Author + information
- Received February 27, 2015
- Revision received January 4, 2016
- Accepted January 20, 2016
- Published online July 1, 2016.
- John J. Lepore, MDa,∗ (, )
- Eric Olson, PhDa,
- Laura Demopoulos, MDa,
- Thomas Haws, BSb,
- Zixing Fang, PhDc,
- April M. Barbour, PhDd,
- Michael Fossler, PharmD, PhDd,
- Victor G. Davila-Roman, MDe,
- Stuart D. Russell, MDf and
- Robert J. Gropler, MDg
- aMetabolic Pathways and Cardiovascular Therapeutic Area Unit, GlaxoSmithKline, King of Prussia, Pennsylvania
- bClinical Pharmacology Science and Study Operations, GlaxoSmithKline, King of Prussia, Pennsylvania
- cQuantitative Sciences, Clinical Statistics, GlaxoSmithKline, King of Prussia, Pennsylvania
- dClinical Pharmacology Modeling and Simulation, GlaxoSmithKline, King of Prussia, Pennsylvania
- eCardiovascular Imaging and Clinical Research Core Laboratory, Cardiovascular Division, Department of Medicine, Washington University School of Medicine, St. Louis, Missouri
- fDivision of Cardiology, Department of Medicine, Johns Hopkins School of Medicine, Baltimore, Maryland
- gMallinckrodt Institute of Radiology, Washington University School of Medicine, St. Louis, Missouri
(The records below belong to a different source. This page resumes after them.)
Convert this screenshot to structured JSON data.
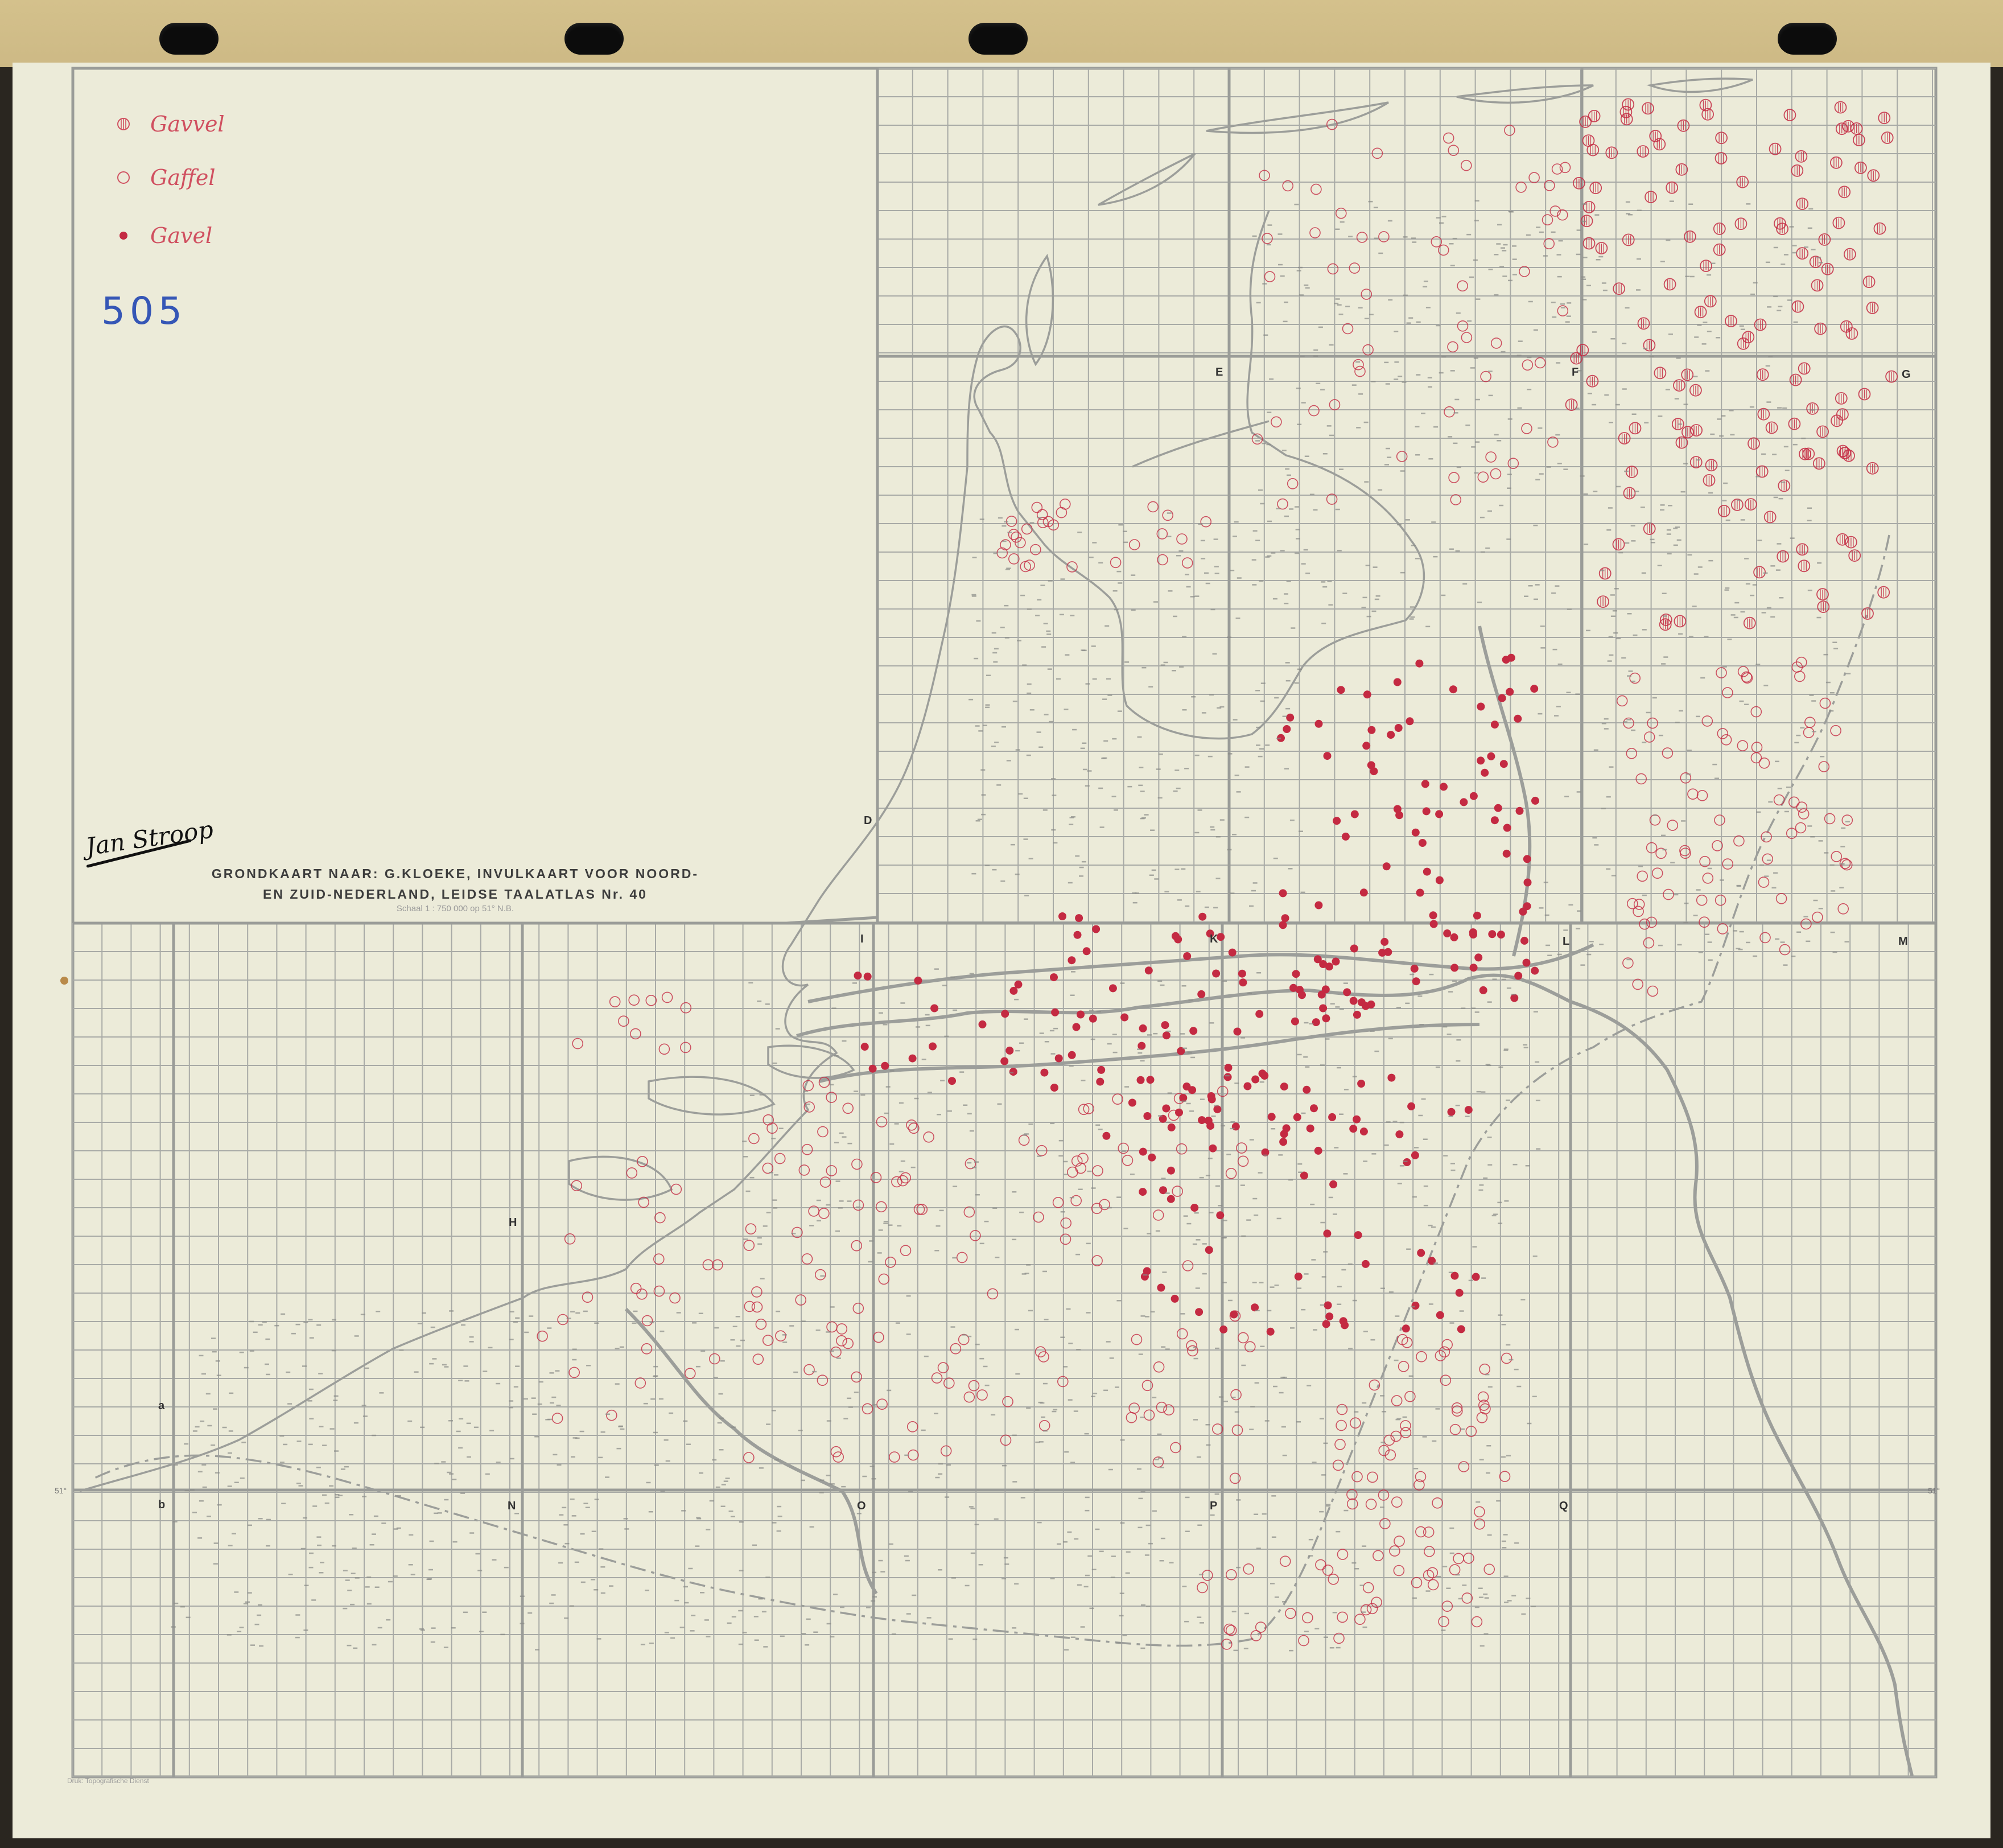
{
  "legend": {
    "items": [
      {
        "symbol": "hatched-circle",
        "label": "Gavvel"
      },
      {
        "symbol": "open-circle",
        "label": "Gaffel"
      },
      {
        "symbol": "solid-dot",
        "label": "Gavel"
      }
    ]
  },
  "map_number": "505",
  "signature": "Jan Stroop",
  "title_lines": [
    "GRONDKAART NAAR: G.KLOEKE, INVULKAART VOOR NOORD-",
    "EN ZUID-NEDERLAND, LEIDSE TAALATLAS Nr. 40"
  ],
  "scale": "Schaal 1 : 750 000 op 51° N.B.",
  "printer_note": "Druk: Topografische Dienst",
  "latitude_label": "51°",
  "grid_letters": [
    "E",
    "F",
    "G",
    "D",
    "I",
    "K",
    "L",
    "M",
    "H",
    "a",
    "b",
    "N",
    "O",
    "P",
    "Q"
  ],
  "colors": {
    "paper": "#ecebd9",
    "grid": "#a8aaa6",
    "border": "#9a9c98",
    "symbol_red": "#c42a42",
    "legend_red": "#d05060",
    "number_blue": "#3556b6",
    "tape": "#d4c18c"
  }
}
- ↵∗Reprint requests and correspondence:
Dr. John J. Lepore, GlaxoSmithKline, 1250 Collegeville Road, Collegeville, Pennsylvania 19426.
Objectives This study sought to determine if glucagon-like peptide (GLP)-1 ameliorates myocardial metabolic abnormalities in chronic heart failure.
Background Albiglutide (GSK716155) is a GLP-1 agonist indicated for type 2 diabetes.
Methods We performed a randomized, placebo-controlled study evaluating 12 weeks of albiglutide in New York Heart Association II or III subjects with ejection fraction <40%. Subjects received weekly placebo (n = 30) or albiglutide 3.75 mg (n = 12), 15 mg (n = 13), or 30 mg (n = 27). The primary comparison was between albiglutide 30 mg and placebo. Assessments included echocardiography, 6-minute-walk test, and peak oxygen consumption. In a subgroup of patients, myocardial glucose and oxygen use were assessed. Endpoints are reported as change from baseline ± SE.
Results Albiglutide 30 mg compared with placebo did not improve change from baseline in left ventricular ejection fraction (2.4% [1.1%] vs. 4.4% [1.1%]; p = 0.22), 6-min walk test (18  m vs. 9  m; p = 0.58), myocardial glucose use (p = 0.59), or oxygen use (p = 0.25). In contrast, albiglutide 30 mg versus placebo improved change from baseline in peak oxygen consumption (0.9 [0.5] ml/kg/min vs. -0.6 [0.5] ml/kg/min; p = 0.02). Albiglutide was well tolerated.
Conclusions Although there was no detectable effect of albiglutide on cardiac function or myocardial glucose use, there was a modest increase in peak oxygen consumption, which could have been mediated by noncardiac effects. (A Multi-center, Placebo-controlled Study to Evaluate the Safety of GSK716155 and Its Effects on Myocardial Metabolism, Myocardial Function, and Exercise Capacity in Patients With NYHA Class II/III Congestive Heart Failure; NCT01357850)
Funding for this study was provided by GlaxoSmithKline (NCT01357850). Drs. Lepore, Olson, Demopoulos, and Fang and Mr. Haws are employees of and have stock options and own stock in GlaxoSmithKline. Dr. Barbour was an employee of GlaxoSmithKline at the time of this study and owns stock in GlaxoSmithKline; she is currently an employee of Merck & Co., Inc., and owns stock in Merck & Co., Inc. Dr. Fossler was an employee of GlaxoSmithKline at the time of this study and held stock and stock options in GlaxoSmithKline. Dr. Davila-Roman has received funding from various pharmaceutical companies. Drs. Russell and Gropler have received funding from GlaxoSmithKline for study administration; and have received reimbursement for travel-related expenses to investigator meetings by GlaxoSmithKline.
- Received February 27, 2015.
- Revision received January 4, 2016.
- Accepted January 20, 2016.
- 2016 American College of Cardiology Foundation